[[ Materials provided, beginning ]]

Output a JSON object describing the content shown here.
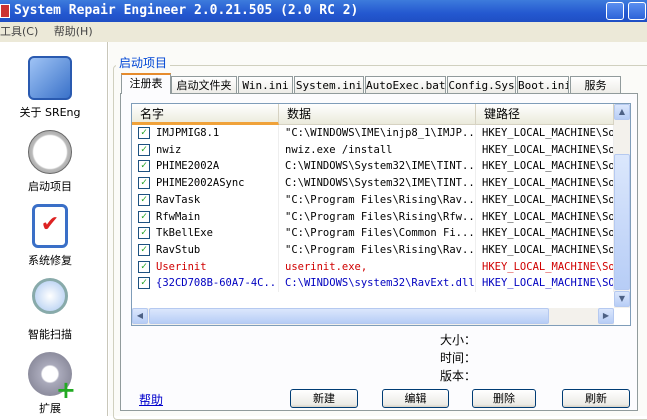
{
  "window": {
    "title": "System Repair Engineer 2.0.21.505 (2.0 RC 2)"
  },
  "menu": [
    "工具(C)",
    "帮助(H)"
  ],
  "sidebar": [
    {
      "label": "关于 SREng",
      "icon": "tools-icon"
    },
    {
      "label": "启动项目",
      "icon": "clock-icon"
    },
    {
      "label": "系统修复",
      "icon": "checklist-icon"
    },
    {
      "label": "智能扫描",
      "icon": "magnifier-icon"
    },
    {
      "label": "扩展",
      "icon": "gear-plus-icon"
    }
  ],
  "group_title": "启动项目",
  "tabs": [
    "注册表",
    "启动文件夹",
    "Win.ini",
    "System.ini",
    "AutoExec.bat",
    "Config.Sys",
    "Boot.ini",
    "服务"
  ],
  "columns": [
    "名字",
    "数据",
    "键路径"
  ],
  "rows": [
    {
      "name": "IMJPMIG8.1",
      "data": "\"C:\\WINDOWS\\IME\\injp8_1\\IMJP...",
      "path": "HKEY_LOCAL_MACHINE\\Sof",
      "color": "#000000"
    },
    {
      "name": "nwiz",
      "data": "nwiz.exe /install",
      "path": "HKEY_LOCAL_MACHINE\\Sof",
      "color": "#000000"
    },
    {
      "name": "PHIME2002A",
      "data": "C:\\WINDOWS\\System32\\IME\\TINT...",
      "path": "HKEY_LOCAL_MACHINE\\Sof",
      "color": "#000000"
    },
    {
      "name": "PHIME2002ASync",
      "data": "C:\\WINDOWS\\System32\\IME\\TINT...",
      "path": "HKEY_LOCAL_MACHINE\\Sof",
      "color": "#000000"
    },
    {
      "name": "RavTask",
      "data": "\"C:\\Program Files\\Rising\\Rav...",
      "path": "HKEY_LOCAL_MACHINE\\Sof",
      "color": "#000000"
    },
    {
      "name": "RfwMain",
      "data": "\"C:\\Program Files\\Rising\\Rfw...",
      "path": "HKEY_LOCAL_MACHINE\\Sof",
      "color": "#000000"
    },
    {
      "name": "TkBellExe",
      "data": "\"C:\\Program Files\\Common Fi...",
      "path": "HKEY_LOCAL_MACHINE\\Sof",
      "color": "#000000"
    },
    {
      "name": "RavStub",
      "data": "\"C:\\Program Files\\Rising\\Rav...",
      "path": "HKEY_LOCAL_MACHINE\\Sof",
      "color": "#000000"
    },
    {
      "name": "Userinit",
      "data": "userinit.exe,",
      "path": "HKEY_LOCAL_MACHINE\\Sof",
      "color": "#d00000"
    },
    {
      "name": "{32CD708B-60A7-4C...",
      "data": "C:\\WINDOWS\\system32\\RavExt.dll",
      "path": "HKEY_LOCAL_MACHINE\\SOF",
      "color": "#0000c0"
    }
  ],
  "info": {
    "size": "大小：",
    "time": "时间：",
    "version": "版本："
  },
  "help_link": "帮助",
  "buttons": {
    "new": "新建",
    "edit": "编辑",
    "delete": "删除",
    "refresh": "刷新"
  }
}
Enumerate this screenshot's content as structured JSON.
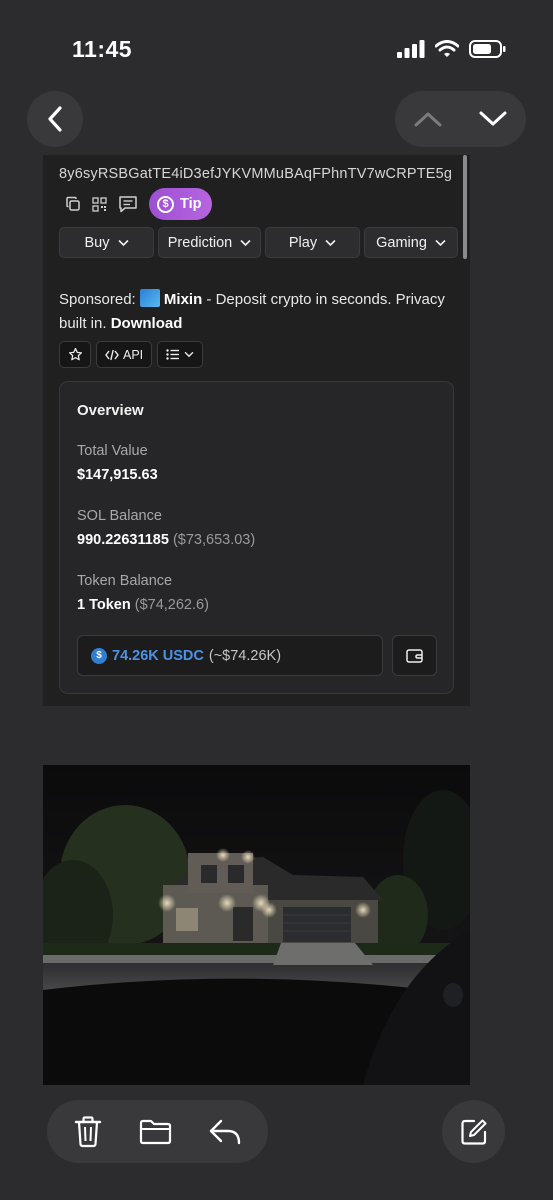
{
  "status_bar": {
    "time": "11:45"
  },
  "card": {
    "address": "8y6syRSBGatTE4iD3efJYKVMMuBAqFPhnTV7wCRPTE5g",
    "tip_label": "Tip",
    "menu": [
      "Buy",
      "Prediction",
      "Play",
      "Gaming"
    ],
    "sponsored": {
      "prefix": "Sponsored:",
      "brand": "Mixin",
      "text": " - Deposit crypto in seconds. Privacy built in. ",
      "cta": "Download"
    },
    "tools": {
      "api_label": "API"
    },
    "overview": {
      "title": "Overview",
      "total_value_label": "Total Value",
      "total_value": "$147,915.63",
      "sol_balance_label": "SOL Balance",
      "sol_balance": "990.22631185",
      "sol_balance_usd": "($73,653.03)",
      "token_balance_label": "Token Balance",
      "token_balance": "1 Token",
      "token_balance_usd": "($74,262.6)",
      "usdc_amount": "74.26K USDC",
      "usdc_approx": "(~$74.26K)"
    }
  },
  "colors": {
    "tip_gradient_start": "#9d4fd3",
    "usdc_blue": "#4d92e6"
  },
  "icons": [
    "back-chevron-icon",
    "up-chevron-icon",
    "down-chevron-icon",
    "copy-icon",
    "qr-code-icon",
    "comment-icon",
    "star-icon",
    "code-icon",
    "list-icon",
    "wallet-icon",
    "trash-icon",
    "folder-icon",
    "reply-icon",
    "compose-icon"
  ]
}
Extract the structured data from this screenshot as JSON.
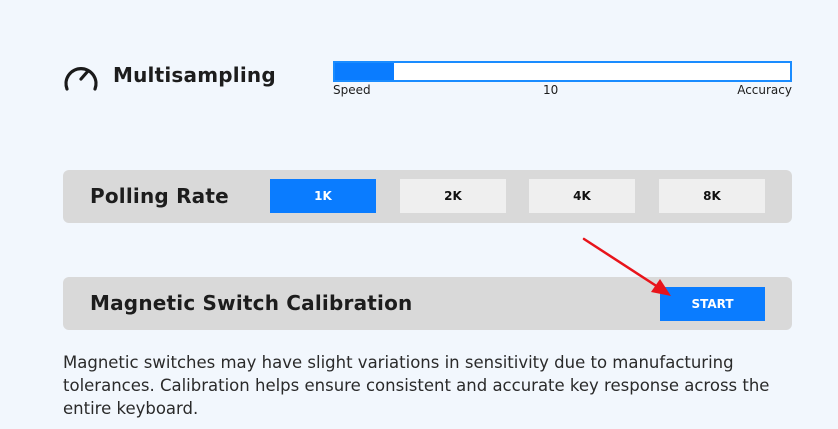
{
  "multisampling": {
    "icon": "speedometer-icon",
    "title": "Multisampling",
    "slider": {
      "left_label": "Speed",
      "value_label": "10",
      "right_label": "Accuracy",
      "fill_fraction": 0.13,
      "color": "#0a7cff"
    }
  },
  "polling": {
    "title": "Polling Rate",
    "options": [
      "1K",
      "2K",
      "4K",
      "8K"
    ],
    "selected": "1K"
  },
  "calibration": {
    "title": "Magnetic Switch Calibration",
    "start_label": "START",
    "description": "Magnetic switches may have slight variations in sensitivity due to manufacturing tolerances. Calibration helps ensure consistent and accurate key response across the entire keyboard."
  },
  "annotation": {
    "arrow_color": "#e8141b",
    "target": "start-button"
  }
}
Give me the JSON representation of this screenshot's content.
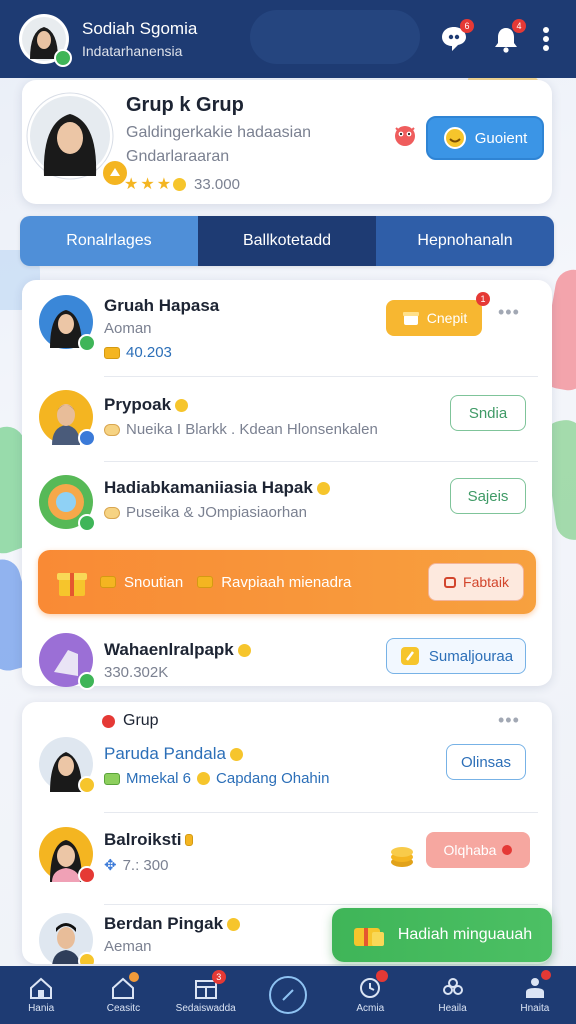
{
  "appbar": {
    "title": "Sodiah Sgomia",
    "subtitle": "Indatarhanensia",
    "chat_badge": "6",
    "alert_badge": "4"
  },
  "profile": {
    "name": "Grup k Grup",
    "desc_line1": "Galdingerkakie hadaasian",
    "desc_line2": "Gndarlaraaran",
    "rating_value": "33.000",
    "stars": 3,
    "primary_button": "Guoient"
  },
  "tabs": [
    {
      "label": "Ronalrlages"
    },
    {
      "label": "Ballkotetadd"
    },
    {
      "label": "Hepnohanaln"
    }
  ],
  "list": {
    "rows": [
      {
        "name": "Gruah Hapasa",
        "sub": "Aoman",
        "amount": "40.203",
        "button": "Cnepit",
        "button_badge": "1"
      },
      {
        "name": "Prypoak",
        "sub": "Nueika I Blarkk . Kdean Hlonsenkalen",
        "button": "Sndia"
      },
      {
        "name": "Hadiabkamaniiasia Hapak",
        "sub": "Puseika  &  JOmpiasiaorhan",
        "button": "Sajeis"
      },
      {
        "name": "Wahaenlralpapk",
        "sub": "330.302K",
        "button": "Sumaljouraa"
      }
    ],
    "banner": {
      "text1": "Snoutian",
      "text2": "Ravpiaah mienadra",
      "button": "Fabtaik"
    }
  },
  "group": {
    "title": "Grup",
    "rows": [
      {
        "name": "Paruda Pandala",
        "sub_a": "Mmekal 6",
        "sub_b": "Capdang Ohahin",
        "button": "Olinsas"
      },
      {
        "name": "Balroiksti",
        "sub": "7.: 300",
        "button": "Olqhaba"
      },
      {
        "name": "Berdan Pingak",
        "sub": "Aeman"
      }
    ],
    "fab": "Hadiah minguauah"
  },
  "bottom_nav": [
    {
      "label": "Hania"
    },
    {
      "label": "Ceasitc"
    },
    {
      "label": "Sedaiswadda",
      "badge": "3"
    },
    {
      "label": ""
    },
    {
      "label": "Acmia"
    },
    {
      "label": "Heaila"
    },
    {
      "label": "Hnaita"
    }
  ],
  "colors": {
    "navy": "#1e3b73",
    "primary_blue": "#3b95e6",
    "orange": "#f98a35",
    "green": "#3fb558",
    "gold": "#f4b521"
  }
}
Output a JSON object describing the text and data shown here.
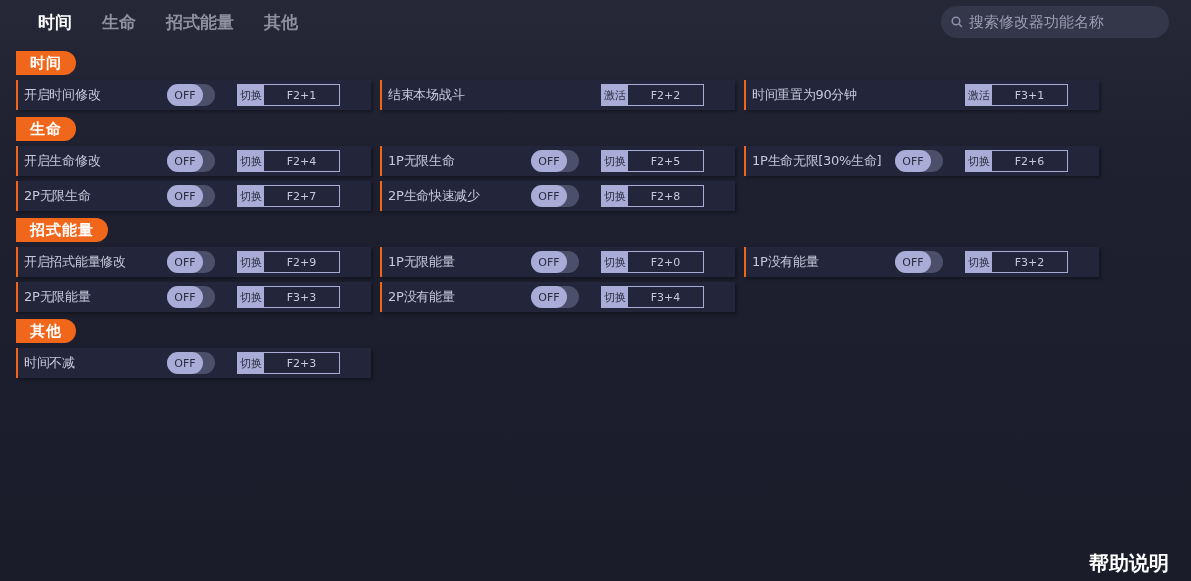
{
  "tabs": [
    {
      "label": "时间",
      "selected": true
    },
    {
      "label": "生命",
      "selected": false
    },
    {
      "label": "招式能量",
      "selected": false
    },
    {
      "label": "其他",
      "selected": false
    }
  ],
  "search": {
    "placeholder": "搜索修改器功能名称"
  },
  "sections": [
    {
      "title": "时间",
      "items": [
        {
          "kind": "toggle",
          "name": "开启时间修改",
          "on": false,
          "switch_label": "OFF",
          "action": "切换",
          "hotkey": "F2+1"
        },
        {
          "kind": "button",
          "name": "结束本场战斗",
          "action": "激活",
          "hotkey": "F2+2"
        },
        {
          "kind": "button",
          "name": "时间重置为90分钟",
          "action": "激活",
          "hotkey": "F3+1"
        }
      ]
    },
    {
      "title": "生命",
      "items": [
        {
          "kind": "toggle",
          "name": "开启生命修改",
          "on": false,
          "switch_label": "OFF",
          "action": "切换",
          "hotkey": "F2+4"
        },
        {
          "kind": "toggle",
          "name": "1P无限生命",
          "on": false,
          "switch_label": "OFF",
          "action": "切换",
          "hotkey": "F2+5"
        },
        {
          "kind": "toggle",
          "name": "1P生命无限[30%生命]",
          "on": false,
          "switch_label": "OFF",
          "action": "切换",
          "hotkey": "F2+6"
        },
        {
          "kind": "toggle",
          "name": "2P无限生命",
          "on": false,
          "switch_label": "OFF",
          "action": "切换",
          "hotkey": "F2+7"
        },
        {
          "kind": "toggle",
          "name": "2P生命快速减少",
          "on": false,
          "switch_label": "OFF",
          "action": "切换",
          "hotkey": "F2+8"
        }
      ]
    },
    {
      "title": "招式能量",
      "items": [
        {
          "kind": "toggle",
          "name": "开启招式能量修改",
          "on": false,
          "switch_label": "OFF",
          "action": "切换",
          "hotkey": "F2+9"
        },
        {
          "kind": "toggle",
          "name": "1P无限能量",
          "on": false,
          "switch_label": "OFF",
          "action": "切换",
          "hotkey": "F2+0"
        },
        {
          "kind": "toggle",
          "name": "1P没有能量",
          "on": false,
          "switch_label": "OFF",
          "action": "切换",
          "hotkey": "F3+2"
        },
        {
          "kind": "toggle",
          "name": "2P无限能量",
          "on": false,
          "switch_label": "OFF",
          "action": "切换",
          "hotkey": "F3+3"
        },
        {
          "kind": "toggle",
          "name": "2P没有能量",
          "on": false,
          "switch_label": "OFF",
          "action": "切换",
          "hotkey": "F3+4"
        }
      ]
    },
    {
      "title": "其他",
      "items": [
        {
          "kind": "toggle",
          "name": "时间不减",
          "on": false,
          "switch_label": "OFF",
          "action": "切换",
          "hotkey": "F2+3"
        }
      ]
    }
  ],
  "help": "帮助说明"
}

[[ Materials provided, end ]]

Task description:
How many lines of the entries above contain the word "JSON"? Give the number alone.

Exercise output:
5